**** Extracted information ****

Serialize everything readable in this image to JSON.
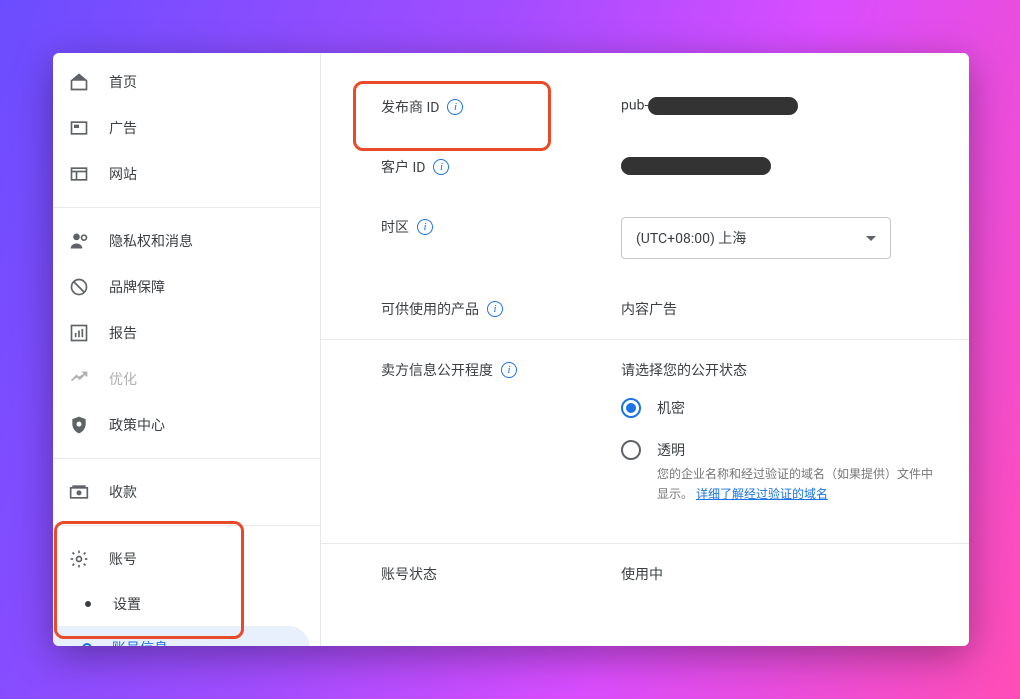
{
  "sidebar": {
    "items": [
      {
        "label": "首页"
      },
      {
        "label": "广告"
      },
      {
        "label": "网站"
      },
      {
        "label": "隐私权和消息"
      },
      {
        "label": "品牌保障"
      },
      {
        "label": "报告"
      },
      {
        "label": "优化"
      },
      {
        "label": "政策中心"
      },
      {
        "label": "收款"
      },
      {
        "label": "账号"
      }
    ],
    "sub": {
      "settings": "设置",
      "account_info": "账号信息"
    }
  },
  "content": {
    "publisher_id_label": "发布商 ID",
    "publisher_id_prefix": "pub-",
    "customer_id_label": "客户 ID",
    "timezone_label": "时区",
    "timezone_value": "(UTC+08:00) 上海",
    "products_label": "可供使用的产品",
    "products_value": "内容广告",
    "seller_info_label": "卖方信息公开程度",
    "seller_info_prompt": "请选择您的公开状态",
    "radio_confidential": "机密",
    "radio_transparent": "透明",
    "transparent_desc_part1": "您的企业名称和经过验证的域名（如果提供）文件中显示。",
    "transparent_link": "详细了解经过验证的域名",
    "account_status_label": "账号状态",
    "account_status_value": "使用中"
  }
}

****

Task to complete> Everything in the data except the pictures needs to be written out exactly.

Task answer>
Serialize everything readable in this image to JSON.
{
  "sidebar": {
    "items": [
      {
        "label": "首页"
      },
      {
        "label": "广告"
      },
      {
        "label": "网站"
      },
      {
        "label": "隐私权和消息"
      },
      {
        "label": "品牌保障"
      },
      {
        "label": "报告"
      },
      {
        "label": "优化"
      },
      {
        "label": "政策中心"
      },
      {
        "label": "收款"
      },
      {
        "label": "账号"
      }
    ],
    "sub": {
      "settings": "设置",
      "account_info": "账号信息"
    }
  },
  "content": {
    "publisher_id_label": "发布商 ID",
    "publisher_id_prefix": "pub-",
    "customer_id_label": "客户 ID",
    "timezone_label": "时区",
    "timezone_value": "(UTC+08:00) 上海",
    "products_label": "可供使用的产品",
    "products_value": "内容广告",
    "seller_info_label": "卖方信息公开程度",
    "seller_info_prompt": "请选择您的公开状态",
    "radio_confidential": "机密",
    "radio_transparent": "透明",
    "transparent_desc_part1": "您的企业名称和经过验证的域名（如果提供）文件中显示。",
    "transparent_link": "详细了解经过验证的域名",
    "account_status_label": "账号状态",
    "account_status_value": "使用中"
  }
}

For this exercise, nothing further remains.